**Assignment**
Check every line of the data and copy the ones where "subtitle" appears.
Segment Start: Study material
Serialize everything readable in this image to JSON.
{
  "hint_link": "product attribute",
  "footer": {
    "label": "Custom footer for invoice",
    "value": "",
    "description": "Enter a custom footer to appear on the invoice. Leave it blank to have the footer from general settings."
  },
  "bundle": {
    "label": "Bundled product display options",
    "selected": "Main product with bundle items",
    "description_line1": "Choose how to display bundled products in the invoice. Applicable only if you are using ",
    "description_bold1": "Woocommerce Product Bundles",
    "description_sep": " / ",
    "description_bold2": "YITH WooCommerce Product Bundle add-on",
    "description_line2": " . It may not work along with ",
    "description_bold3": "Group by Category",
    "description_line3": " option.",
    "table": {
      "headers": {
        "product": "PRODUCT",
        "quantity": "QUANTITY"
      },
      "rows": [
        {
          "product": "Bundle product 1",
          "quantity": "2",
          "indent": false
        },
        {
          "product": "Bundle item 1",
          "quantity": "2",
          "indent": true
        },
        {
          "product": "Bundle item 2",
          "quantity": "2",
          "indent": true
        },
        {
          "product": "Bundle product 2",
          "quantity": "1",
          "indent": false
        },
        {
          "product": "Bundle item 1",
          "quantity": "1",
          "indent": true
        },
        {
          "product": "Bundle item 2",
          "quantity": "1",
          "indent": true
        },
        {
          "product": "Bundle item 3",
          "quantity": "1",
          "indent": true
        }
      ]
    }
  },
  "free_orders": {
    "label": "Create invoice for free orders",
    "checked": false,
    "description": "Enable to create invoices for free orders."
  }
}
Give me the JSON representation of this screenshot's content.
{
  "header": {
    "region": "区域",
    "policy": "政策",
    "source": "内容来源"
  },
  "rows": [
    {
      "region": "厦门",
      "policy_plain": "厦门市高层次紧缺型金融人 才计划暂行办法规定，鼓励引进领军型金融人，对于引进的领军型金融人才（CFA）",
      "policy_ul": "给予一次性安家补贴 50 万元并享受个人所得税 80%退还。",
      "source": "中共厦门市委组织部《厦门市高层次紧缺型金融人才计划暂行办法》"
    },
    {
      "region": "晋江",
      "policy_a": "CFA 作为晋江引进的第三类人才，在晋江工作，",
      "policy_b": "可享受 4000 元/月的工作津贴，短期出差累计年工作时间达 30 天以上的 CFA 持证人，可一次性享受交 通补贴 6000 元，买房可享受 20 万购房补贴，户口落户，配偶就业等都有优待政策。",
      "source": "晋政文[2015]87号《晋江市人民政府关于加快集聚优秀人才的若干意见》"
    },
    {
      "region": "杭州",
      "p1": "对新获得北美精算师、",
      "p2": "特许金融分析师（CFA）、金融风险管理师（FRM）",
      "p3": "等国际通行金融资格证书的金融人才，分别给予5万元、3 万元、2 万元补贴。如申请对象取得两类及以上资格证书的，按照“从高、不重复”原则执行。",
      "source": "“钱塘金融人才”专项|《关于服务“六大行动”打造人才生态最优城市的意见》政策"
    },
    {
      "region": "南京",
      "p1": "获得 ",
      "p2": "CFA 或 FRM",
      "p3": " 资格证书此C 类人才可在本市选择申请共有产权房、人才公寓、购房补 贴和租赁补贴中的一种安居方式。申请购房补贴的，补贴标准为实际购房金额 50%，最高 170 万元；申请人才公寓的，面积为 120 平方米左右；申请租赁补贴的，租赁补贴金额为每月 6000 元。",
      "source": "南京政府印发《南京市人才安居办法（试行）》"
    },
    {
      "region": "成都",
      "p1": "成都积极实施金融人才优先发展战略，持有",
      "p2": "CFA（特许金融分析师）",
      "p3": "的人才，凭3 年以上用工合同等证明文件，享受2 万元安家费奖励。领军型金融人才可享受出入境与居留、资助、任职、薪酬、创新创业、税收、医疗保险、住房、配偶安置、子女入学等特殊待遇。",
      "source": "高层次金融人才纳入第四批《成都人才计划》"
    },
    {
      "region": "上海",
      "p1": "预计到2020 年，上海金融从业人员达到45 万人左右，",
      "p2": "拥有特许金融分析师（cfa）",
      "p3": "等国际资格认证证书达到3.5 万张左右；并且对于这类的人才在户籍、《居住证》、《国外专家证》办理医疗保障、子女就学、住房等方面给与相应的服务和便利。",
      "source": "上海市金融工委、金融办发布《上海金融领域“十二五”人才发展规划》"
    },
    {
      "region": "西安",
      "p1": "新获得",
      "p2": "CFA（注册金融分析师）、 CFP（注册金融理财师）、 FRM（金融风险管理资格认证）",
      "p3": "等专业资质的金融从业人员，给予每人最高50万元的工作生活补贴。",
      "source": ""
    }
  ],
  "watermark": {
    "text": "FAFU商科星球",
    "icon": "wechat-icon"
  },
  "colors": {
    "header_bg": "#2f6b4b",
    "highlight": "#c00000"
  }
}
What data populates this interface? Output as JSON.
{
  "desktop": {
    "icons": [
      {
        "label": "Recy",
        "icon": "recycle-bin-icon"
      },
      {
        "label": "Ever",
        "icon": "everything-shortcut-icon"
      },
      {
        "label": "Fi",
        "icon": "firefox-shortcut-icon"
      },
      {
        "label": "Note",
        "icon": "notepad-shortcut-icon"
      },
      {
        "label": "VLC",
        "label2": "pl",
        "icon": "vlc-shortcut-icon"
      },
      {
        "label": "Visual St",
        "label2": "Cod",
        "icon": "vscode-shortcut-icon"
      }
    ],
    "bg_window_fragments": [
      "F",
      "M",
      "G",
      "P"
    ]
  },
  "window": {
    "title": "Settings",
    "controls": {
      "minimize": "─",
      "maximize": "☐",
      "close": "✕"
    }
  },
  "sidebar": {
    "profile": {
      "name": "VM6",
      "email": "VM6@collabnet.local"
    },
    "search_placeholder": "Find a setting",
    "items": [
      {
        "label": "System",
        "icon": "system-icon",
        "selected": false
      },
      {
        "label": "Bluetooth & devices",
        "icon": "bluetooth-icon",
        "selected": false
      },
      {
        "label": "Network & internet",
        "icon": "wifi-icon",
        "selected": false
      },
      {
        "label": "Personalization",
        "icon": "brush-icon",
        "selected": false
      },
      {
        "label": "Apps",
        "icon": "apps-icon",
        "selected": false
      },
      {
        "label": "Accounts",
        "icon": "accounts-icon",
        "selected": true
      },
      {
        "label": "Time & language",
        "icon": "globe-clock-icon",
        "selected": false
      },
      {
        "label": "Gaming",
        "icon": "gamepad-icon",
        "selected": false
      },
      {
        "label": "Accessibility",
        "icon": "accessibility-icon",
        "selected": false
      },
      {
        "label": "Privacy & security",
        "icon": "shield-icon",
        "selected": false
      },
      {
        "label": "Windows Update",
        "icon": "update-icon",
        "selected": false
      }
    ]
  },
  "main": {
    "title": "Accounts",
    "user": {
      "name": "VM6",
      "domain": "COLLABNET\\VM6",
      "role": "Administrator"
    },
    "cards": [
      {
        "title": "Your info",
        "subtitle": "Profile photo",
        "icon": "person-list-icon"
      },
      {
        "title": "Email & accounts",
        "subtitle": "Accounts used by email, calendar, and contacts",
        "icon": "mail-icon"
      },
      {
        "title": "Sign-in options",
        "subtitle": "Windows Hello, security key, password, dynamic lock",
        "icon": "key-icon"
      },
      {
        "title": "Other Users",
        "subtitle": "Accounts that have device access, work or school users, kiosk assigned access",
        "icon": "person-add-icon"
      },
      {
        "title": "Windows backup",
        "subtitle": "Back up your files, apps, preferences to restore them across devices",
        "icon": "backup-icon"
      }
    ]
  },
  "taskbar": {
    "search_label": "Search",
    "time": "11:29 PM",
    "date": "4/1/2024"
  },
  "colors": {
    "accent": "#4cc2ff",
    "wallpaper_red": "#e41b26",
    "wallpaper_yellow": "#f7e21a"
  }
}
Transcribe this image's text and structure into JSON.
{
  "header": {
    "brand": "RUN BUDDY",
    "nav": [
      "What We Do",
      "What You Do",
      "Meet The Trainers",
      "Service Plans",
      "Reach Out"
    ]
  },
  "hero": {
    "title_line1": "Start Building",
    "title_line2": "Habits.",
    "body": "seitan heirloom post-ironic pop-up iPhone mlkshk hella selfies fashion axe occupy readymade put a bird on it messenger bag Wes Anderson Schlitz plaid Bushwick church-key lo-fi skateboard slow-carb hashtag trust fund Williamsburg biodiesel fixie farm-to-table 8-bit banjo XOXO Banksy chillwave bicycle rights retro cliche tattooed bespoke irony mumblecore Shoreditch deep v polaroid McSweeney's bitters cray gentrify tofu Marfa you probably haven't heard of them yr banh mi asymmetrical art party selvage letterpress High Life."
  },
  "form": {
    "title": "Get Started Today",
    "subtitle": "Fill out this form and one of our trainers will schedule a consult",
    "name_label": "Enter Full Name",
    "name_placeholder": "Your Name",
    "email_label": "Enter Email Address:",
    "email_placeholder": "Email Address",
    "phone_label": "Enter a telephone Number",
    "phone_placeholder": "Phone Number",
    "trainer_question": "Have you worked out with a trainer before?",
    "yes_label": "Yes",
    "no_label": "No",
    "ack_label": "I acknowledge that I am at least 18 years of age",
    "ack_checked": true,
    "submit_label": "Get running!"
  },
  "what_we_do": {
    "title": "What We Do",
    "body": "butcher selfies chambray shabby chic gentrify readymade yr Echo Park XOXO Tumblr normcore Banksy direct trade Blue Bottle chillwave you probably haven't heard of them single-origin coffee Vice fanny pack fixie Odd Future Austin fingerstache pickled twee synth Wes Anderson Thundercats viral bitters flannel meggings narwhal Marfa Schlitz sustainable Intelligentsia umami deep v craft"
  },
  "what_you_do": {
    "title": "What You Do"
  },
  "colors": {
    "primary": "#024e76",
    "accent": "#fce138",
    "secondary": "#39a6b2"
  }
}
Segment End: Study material
**Response area**
        "subtitle": "Profile photo",
        "subtitle": "Accounts used by email, calendar, and contacts",
        "subtitle": "Windows Hello, security key, password, dynamic lock",
        "subtitle": "Accounts that have device access, work or school users, kiosk assigned access",
        "subtitle": "Back up your files, apps, preferences to restore them across devices",
    "subtitle": "Fill out this form and one of our trainers will schedule a consult",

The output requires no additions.